* **WHAT TO DO**
Look through the records that follow and state how many lines hold the word "Google", without adding anything.
─── PROVIDED RECORDS ───
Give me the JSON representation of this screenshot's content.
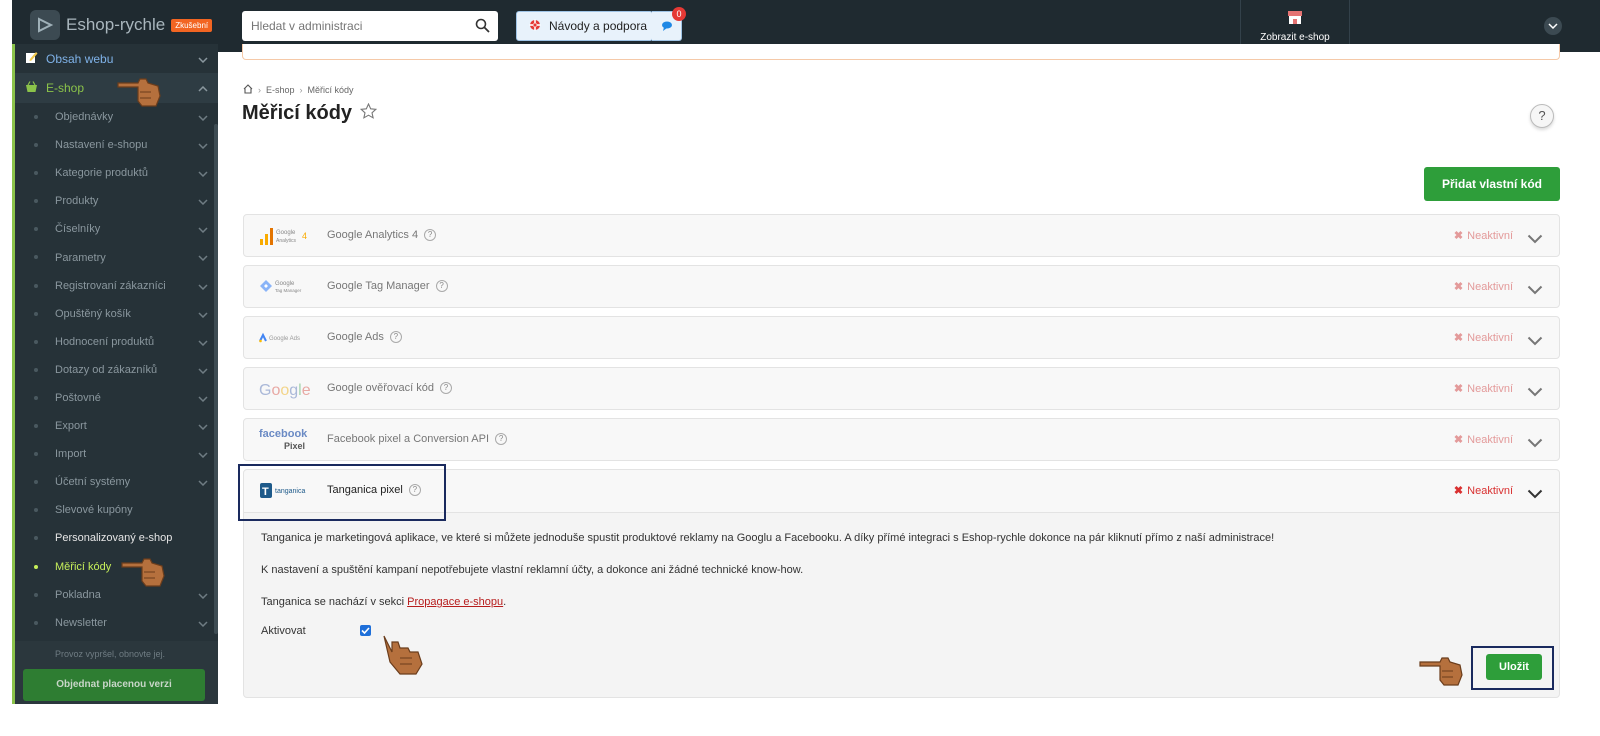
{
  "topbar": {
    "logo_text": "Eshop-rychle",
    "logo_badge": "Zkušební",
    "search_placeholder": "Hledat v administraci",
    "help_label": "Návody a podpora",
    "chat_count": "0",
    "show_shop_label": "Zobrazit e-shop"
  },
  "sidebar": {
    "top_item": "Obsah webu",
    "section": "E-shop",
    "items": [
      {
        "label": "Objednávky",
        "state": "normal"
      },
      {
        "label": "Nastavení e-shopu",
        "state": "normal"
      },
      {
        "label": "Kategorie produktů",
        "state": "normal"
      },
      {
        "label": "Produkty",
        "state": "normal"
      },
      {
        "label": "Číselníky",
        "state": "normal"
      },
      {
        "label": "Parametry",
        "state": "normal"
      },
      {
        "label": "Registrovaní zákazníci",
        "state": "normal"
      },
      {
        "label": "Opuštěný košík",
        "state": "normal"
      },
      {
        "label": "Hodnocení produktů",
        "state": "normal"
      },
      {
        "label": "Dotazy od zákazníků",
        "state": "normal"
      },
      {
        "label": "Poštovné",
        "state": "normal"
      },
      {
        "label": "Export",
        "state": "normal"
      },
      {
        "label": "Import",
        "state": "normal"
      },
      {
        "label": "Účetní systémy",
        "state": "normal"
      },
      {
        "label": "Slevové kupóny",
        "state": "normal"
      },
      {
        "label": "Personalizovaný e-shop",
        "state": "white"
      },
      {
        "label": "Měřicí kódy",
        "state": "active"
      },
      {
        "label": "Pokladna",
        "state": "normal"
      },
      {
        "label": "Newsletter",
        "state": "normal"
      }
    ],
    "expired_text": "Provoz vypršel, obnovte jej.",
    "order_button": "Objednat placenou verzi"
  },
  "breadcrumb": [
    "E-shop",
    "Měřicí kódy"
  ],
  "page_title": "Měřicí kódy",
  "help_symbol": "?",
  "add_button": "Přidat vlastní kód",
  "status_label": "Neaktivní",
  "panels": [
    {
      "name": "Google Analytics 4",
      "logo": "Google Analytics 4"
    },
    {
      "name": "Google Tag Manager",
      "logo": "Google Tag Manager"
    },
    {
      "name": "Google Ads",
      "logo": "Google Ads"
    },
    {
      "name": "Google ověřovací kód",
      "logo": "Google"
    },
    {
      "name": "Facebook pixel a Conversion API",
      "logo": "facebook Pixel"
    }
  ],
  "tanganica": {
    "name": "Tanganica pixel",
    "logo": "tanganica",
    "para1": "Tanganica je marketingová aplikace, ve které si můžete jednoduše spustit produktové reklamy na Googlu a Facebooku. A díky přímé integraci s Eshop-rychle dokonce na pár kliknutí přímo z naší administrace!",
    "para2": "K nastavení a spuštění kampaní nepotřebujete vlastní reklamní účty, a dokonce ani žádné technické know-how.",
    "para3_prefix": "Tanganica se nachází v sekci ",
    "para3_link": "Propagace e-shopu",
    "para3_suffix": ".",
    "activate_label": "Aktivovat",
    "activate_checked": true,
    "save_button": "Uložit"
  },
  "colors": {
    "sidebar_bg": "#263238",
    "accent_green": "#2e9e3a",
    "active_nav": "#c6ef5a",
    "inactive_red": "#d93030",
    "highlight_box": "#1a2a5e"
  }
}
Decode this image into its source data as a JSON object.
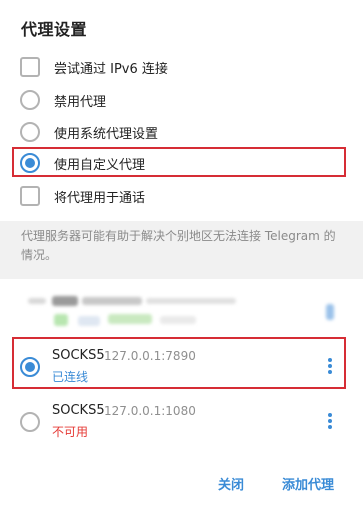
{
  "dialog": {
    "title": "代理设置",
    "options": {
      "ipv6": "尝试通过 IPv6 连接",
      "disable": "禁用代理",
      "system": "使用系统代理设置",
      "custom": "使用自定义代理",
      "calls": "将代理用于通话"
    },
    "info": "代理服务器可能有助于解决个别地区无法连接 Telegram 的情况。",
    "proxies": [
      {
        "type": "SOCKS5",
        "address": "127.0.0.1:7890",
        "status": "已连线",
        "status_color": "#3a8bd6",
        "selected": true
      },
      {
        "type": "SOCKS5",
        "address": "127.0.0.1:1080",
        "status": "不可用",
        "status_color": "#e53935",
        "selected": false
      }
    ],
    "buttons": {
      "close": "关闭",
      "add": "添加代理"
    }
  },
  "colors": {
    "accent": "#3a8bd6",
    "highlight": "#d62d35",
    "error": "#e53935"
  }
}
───
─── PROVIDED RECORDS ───
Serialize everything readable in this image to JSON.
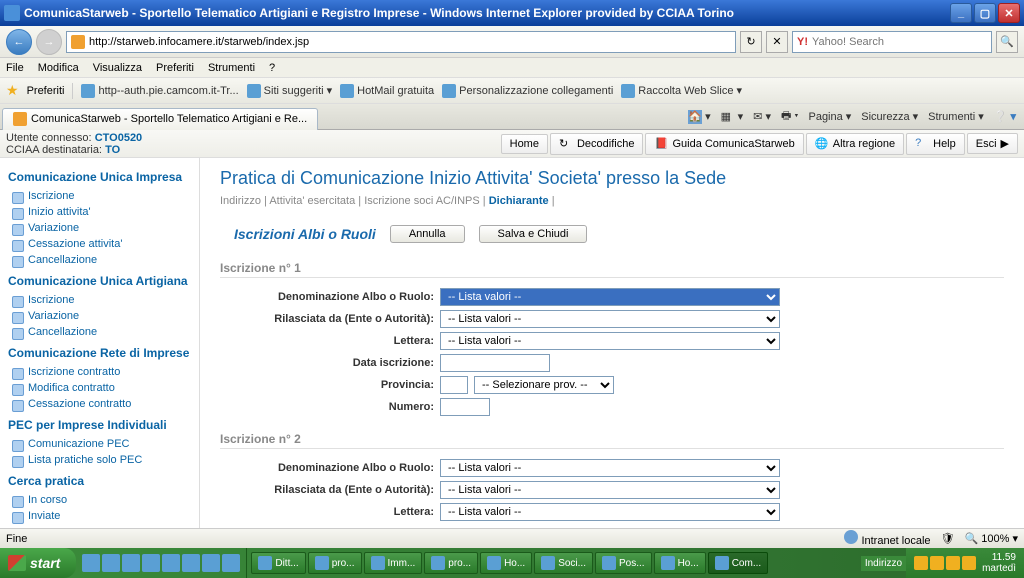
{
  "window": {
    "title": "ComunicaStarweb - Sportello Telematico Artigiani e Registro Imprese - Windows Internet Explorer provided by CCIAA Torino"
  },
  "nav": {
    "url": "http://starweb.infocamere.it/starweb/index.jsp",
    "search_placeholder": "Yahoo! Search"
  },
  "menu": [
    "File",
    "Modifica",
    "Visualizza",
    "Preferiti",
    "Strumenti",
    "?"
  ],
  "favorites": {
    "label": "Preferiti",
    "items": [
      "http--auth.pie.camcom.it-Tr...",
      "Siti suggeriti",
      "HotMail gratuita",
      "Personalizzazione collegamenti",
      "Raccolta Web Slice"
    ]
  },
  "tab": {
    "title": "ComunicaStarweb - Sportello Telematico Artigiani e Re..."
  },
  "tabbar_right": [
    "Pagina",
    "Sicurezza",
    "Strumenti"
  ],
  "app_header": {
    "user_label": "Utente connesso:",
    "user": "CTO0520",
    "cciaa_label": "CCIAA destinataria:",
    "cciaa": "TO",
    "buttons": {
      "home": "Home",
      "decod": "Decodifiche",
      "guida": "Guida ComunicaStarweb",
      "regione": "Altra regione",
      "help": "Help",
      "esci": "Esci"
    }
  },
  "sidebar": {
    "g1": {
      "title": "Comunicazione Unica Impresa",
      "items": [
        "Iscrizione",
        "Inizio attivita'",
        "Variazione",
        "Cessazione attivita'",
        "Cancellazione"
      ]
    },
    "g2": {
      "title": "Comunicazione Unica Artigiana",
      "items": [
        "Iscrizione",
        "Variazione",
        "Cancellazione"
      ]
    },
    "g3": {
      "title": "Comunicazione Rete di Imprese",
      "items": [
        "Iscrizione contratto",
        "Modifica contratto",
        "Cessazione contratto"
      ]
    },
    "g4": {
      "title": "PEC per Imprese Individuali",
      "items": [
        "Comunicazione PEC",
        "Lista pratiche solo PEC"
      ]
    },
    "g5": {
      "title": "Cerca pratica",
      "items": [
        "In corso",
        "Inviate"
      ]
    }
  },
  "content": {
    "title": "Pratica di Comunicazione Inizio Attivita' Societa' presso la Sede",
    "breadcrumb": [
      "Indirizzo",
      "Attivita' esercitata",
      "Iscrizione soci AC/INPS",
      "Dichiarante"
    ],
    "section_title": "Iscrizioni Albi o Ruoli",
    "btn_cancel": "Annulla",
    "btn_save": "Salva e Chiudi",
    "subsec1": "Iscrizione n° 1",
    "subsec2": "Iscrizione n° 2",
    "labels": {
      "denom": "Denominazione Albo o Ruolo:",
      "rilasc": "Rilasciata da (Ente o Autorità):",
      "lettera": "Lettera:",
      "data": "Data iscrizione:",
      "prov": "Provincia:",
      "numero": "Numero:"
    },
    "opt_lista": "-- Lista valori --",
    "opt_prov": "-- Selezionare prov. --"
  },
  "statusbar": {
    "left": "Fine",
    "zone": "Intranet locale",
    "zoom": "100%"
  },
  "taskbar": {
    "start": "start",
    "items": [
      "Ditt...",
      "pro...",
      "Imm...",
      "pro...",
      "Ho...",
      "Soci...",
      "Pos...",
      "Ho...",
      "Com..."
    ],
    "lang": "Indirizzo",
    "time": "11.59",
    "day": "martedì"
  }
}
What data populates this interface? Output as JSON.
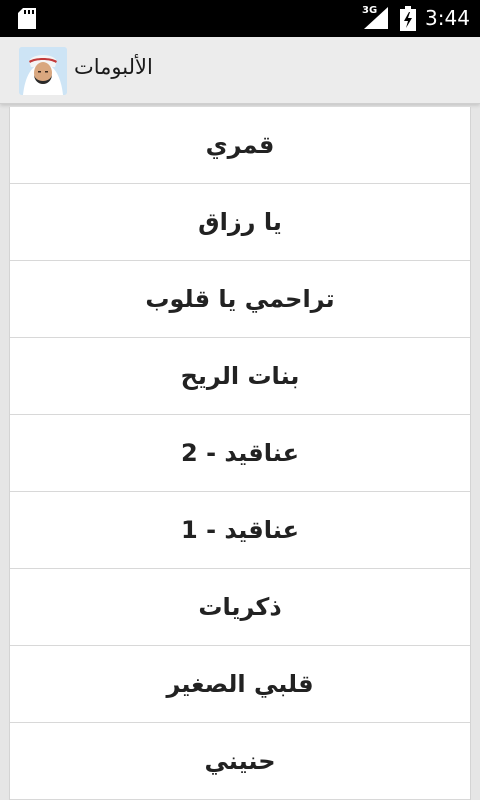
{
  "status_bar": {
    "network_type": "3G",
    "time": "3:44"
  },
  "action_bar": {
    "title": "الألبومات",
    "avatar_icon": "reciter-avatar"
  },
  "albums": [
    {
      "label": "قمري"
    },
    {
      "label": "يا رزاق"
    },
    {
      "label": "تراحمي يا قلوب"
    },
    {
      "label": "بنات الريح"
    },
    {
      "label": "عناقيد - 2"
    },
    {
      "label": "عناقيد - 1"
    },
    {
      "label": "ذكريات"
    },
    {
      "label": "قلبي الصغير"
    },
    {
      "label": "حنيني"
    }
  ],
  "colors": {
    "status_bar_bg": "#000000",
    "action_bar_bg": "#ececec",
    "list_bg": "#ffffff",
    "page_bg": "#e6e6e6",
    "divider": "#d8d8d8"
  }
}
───
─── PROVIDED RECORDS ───
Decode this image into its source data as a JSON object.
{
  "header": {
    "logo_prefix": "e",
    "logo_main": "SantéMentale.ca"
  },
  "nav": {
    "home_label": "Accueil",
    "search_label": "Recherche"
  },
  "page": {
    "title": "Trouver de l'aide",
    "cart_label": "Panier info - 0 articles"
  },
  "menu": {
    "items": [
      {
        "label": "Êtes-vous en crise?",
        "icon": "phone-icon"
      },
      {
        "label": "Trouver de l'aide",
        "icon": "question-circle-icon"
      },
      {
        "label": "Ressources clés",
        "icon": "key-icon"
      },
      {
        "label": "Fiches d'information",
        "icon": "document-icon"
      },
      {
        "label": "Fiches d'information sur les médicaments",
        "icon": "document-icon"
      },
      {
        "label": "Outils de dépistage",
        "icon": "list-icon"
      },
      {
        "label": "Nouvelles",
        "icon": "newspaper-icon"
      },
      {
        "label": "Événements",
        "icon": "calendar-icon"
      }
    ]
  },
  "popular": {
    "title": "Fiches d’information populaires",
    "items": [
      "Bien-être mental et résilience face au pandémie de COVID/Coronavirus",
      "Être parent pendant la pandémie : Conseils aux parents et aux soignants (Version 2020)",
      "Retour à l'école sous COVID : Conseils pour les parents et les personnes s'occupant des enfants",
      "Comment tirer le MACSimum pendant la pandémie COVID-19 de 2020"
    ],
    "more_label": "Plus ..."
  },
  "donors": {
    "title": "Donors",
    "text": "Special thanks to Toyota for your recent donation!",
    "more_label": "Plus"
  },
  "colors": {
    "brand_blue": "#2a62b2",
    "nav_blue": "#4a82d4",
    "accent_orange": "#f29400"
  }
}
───
* **RESPONSE FOR THIS EXERCISE**
8